Hunting pigeons made the work more interesting. I would slip through stacks of crossties towering overhead like canyon walls. But the pigeons were wary. I rarely got a clean shot. Usually, they flew away unscathed. After a few weeks the employees—almost all black—began to complain about the guns. I hadn’t thought about it until one day I made the connection. Supervisors wore uniforms of bright blue shirts and dark khaki pants, white hardhats, and because we were outdoors all day, dark-lensed safety glasses. In the moment I looked up to see my friend Alan, another yard supervisor, standing with his shotgun perched on his hip, scanning the sky for pigeons, and behind him a crew of black men—all wearing their dark tan uniforms—working the yard. It looked like a scene right out of Cool Hand Luke. I could understand why it made them nervous.
After I had been with Kerr-McGee about three months, several corporate vice-presidents scheduled an inspection of our plant. We had been working twelve hour days for six days a week, trying to get the yard ready, but it was still a mess. The evening that they were to arrive–the plant manager had already left to meet them at the airport–a man named Charlie was killed in an accident. Another crew was loading treated ties into open railcars for shipment. After they filled a car they would push it out of the way with a forklift and push an empty car into place. Charlie was riding the loaded car. His job was to secure the handbrake when the car rolled clear. Maybe the brake didn’t work, or maybe Charlie lost his nerve and didn’t set it properly. The railcar rolled down a slight incline and picked up speed, and Charlie saw that his car was going to bump a string of cars at the bottom of the hill. Instead of jumping off the car, he climbed inside. When the cars bumped, six tons of crossties, slippery with creosote oil, shifted into Charlie, pinning him against the end of the car.
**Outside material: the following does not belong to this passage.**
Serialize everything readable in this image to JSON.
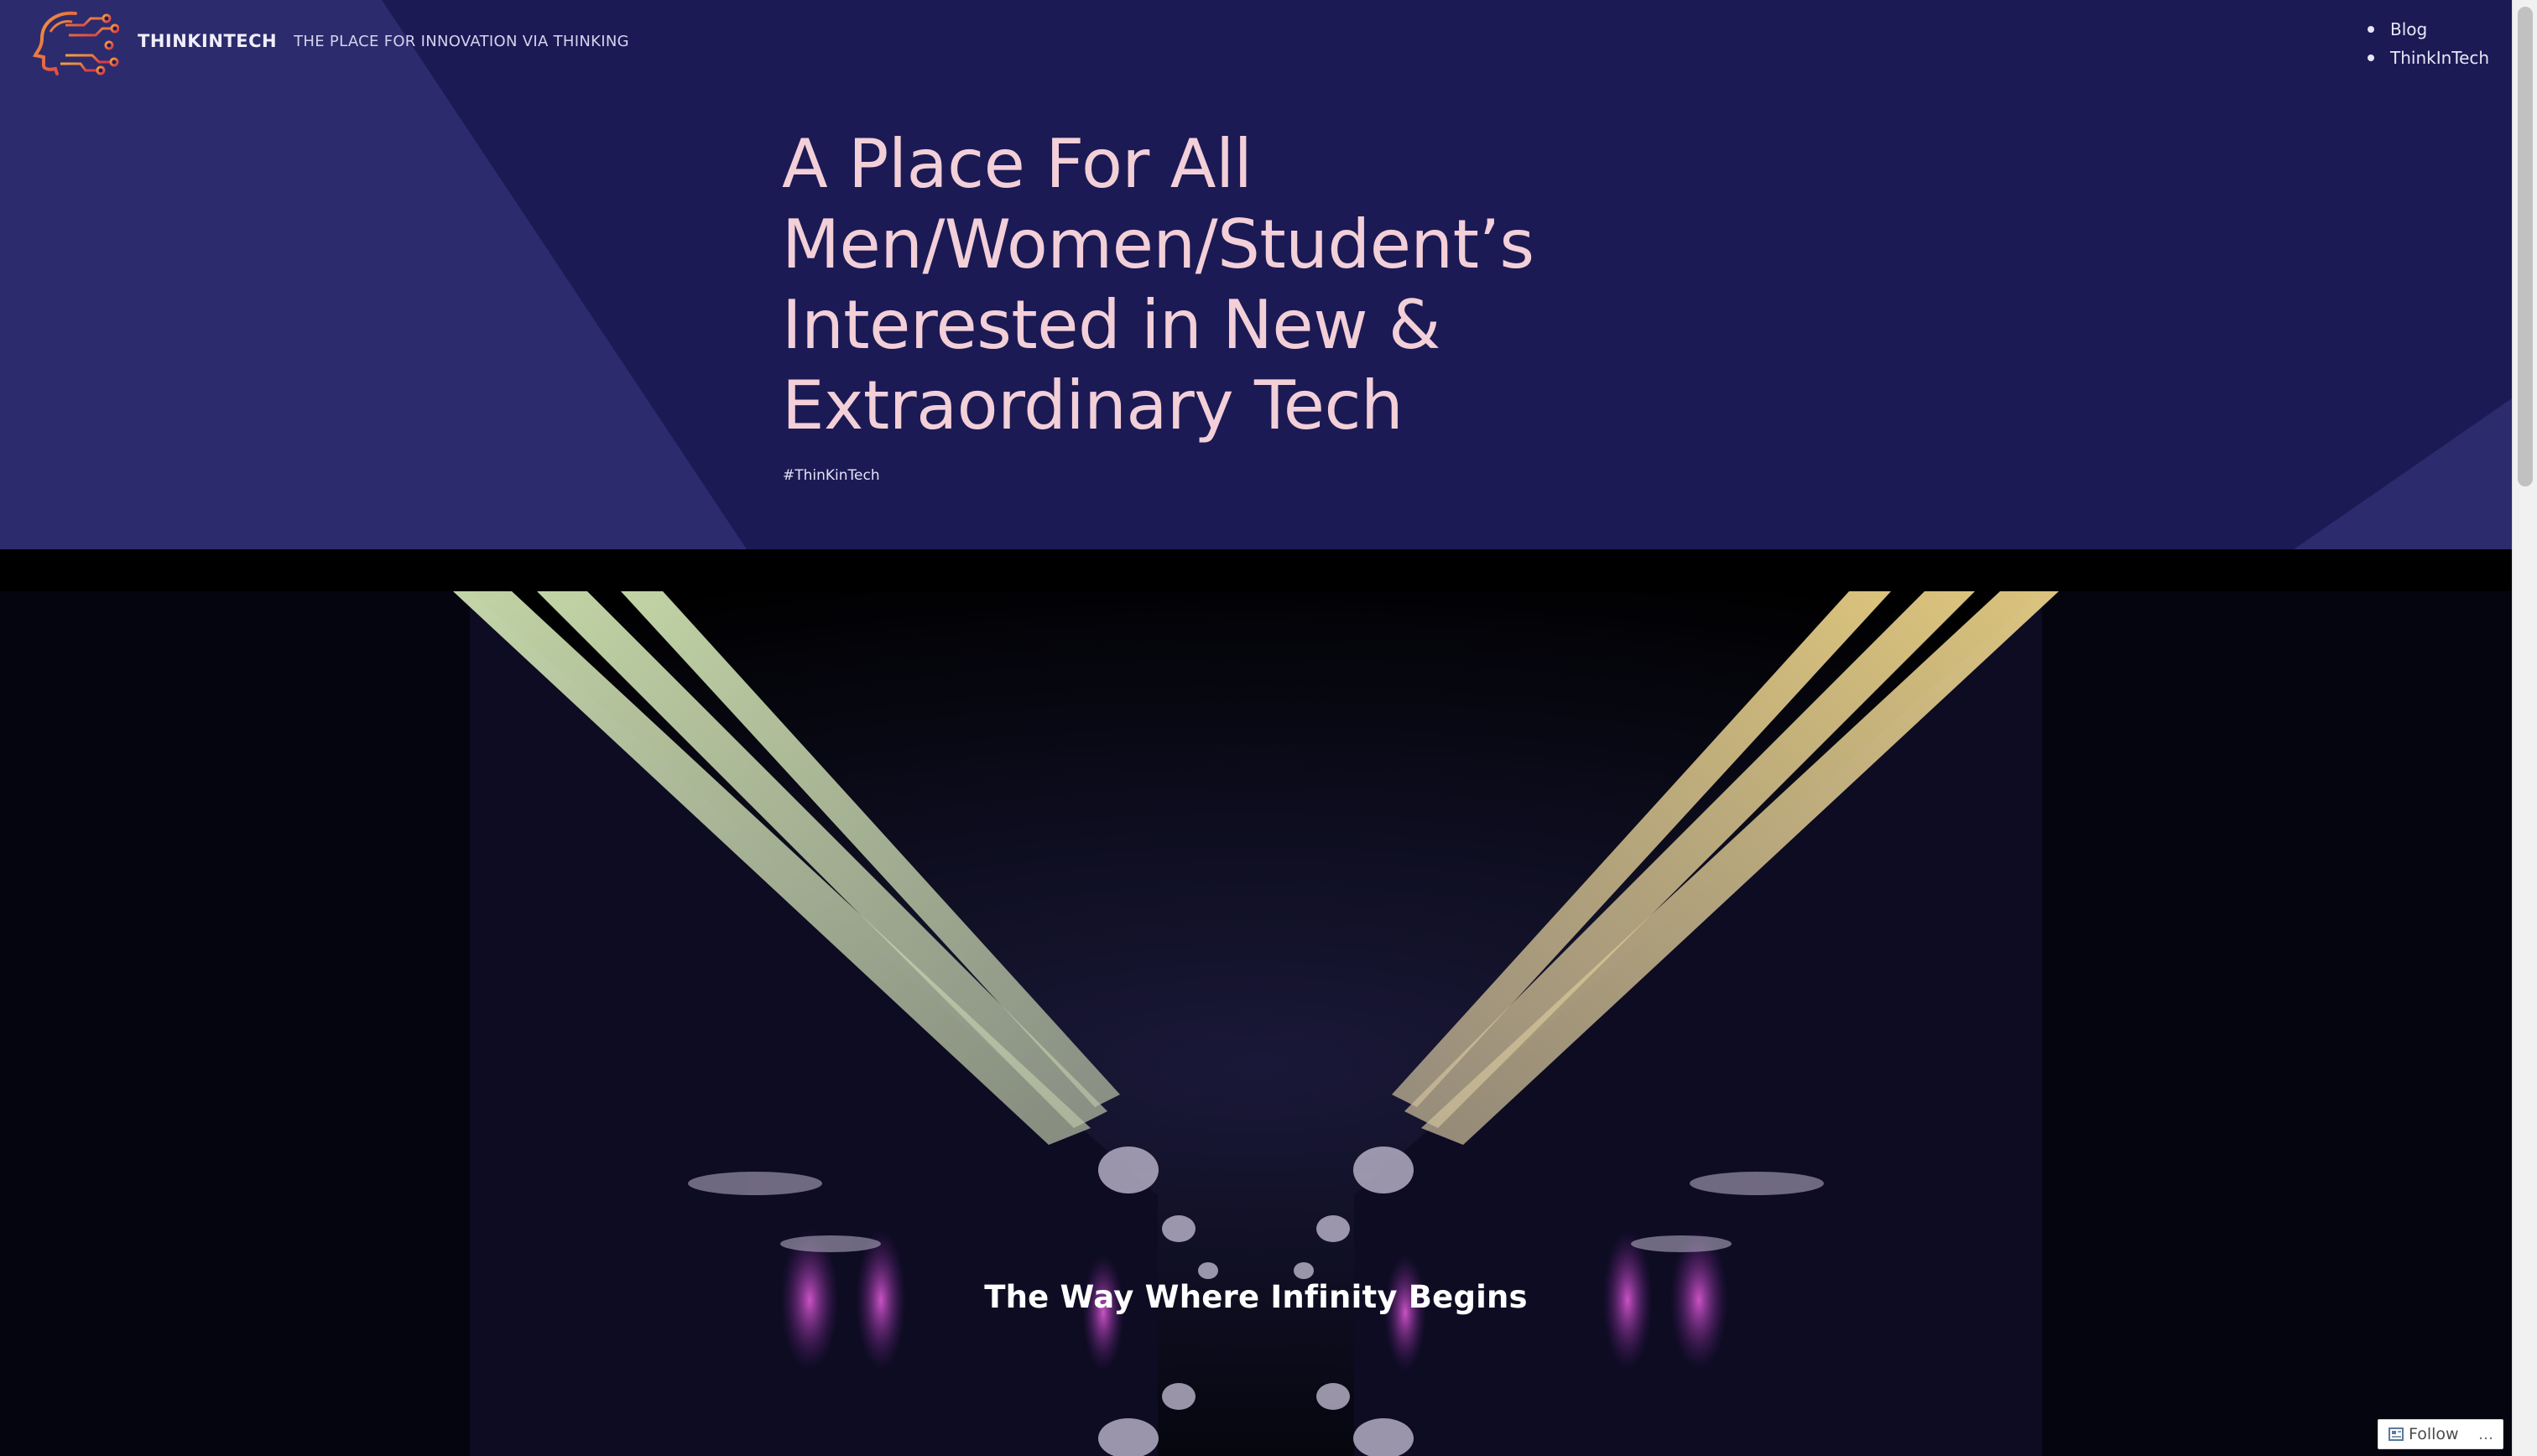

The work went on for a while. The crew filled another railcar and pushed it down the grade, but it was about then that the foreman realized he hadn’t seen Charlie since the previous car. He called over the radio that he thought Charlie was hurt–he couldn’t find him. Everyone who heard the call ran for that end of the yard.
When we found Charlie it didn’t look so bad. Another railcar had slammed into his car and shifted the load off him by the principle of equal but opposite reaction, like those desk sets where steel balls clack against each other–swing two balls into the line and two are bumped away on the other end while the balls in the middle don’t move. Charlie was unmarked except for a bloody lip. He wore sunglasses and a smile that reminded me of the way Stevie Wonder looked when he played the piano. He was unconscious, but we didn’t know that everything inside was crushed. I climbed into the railcar and helped immobilize Charlie on a stretcher, then helped pass his body over the side of the car to those waiting below.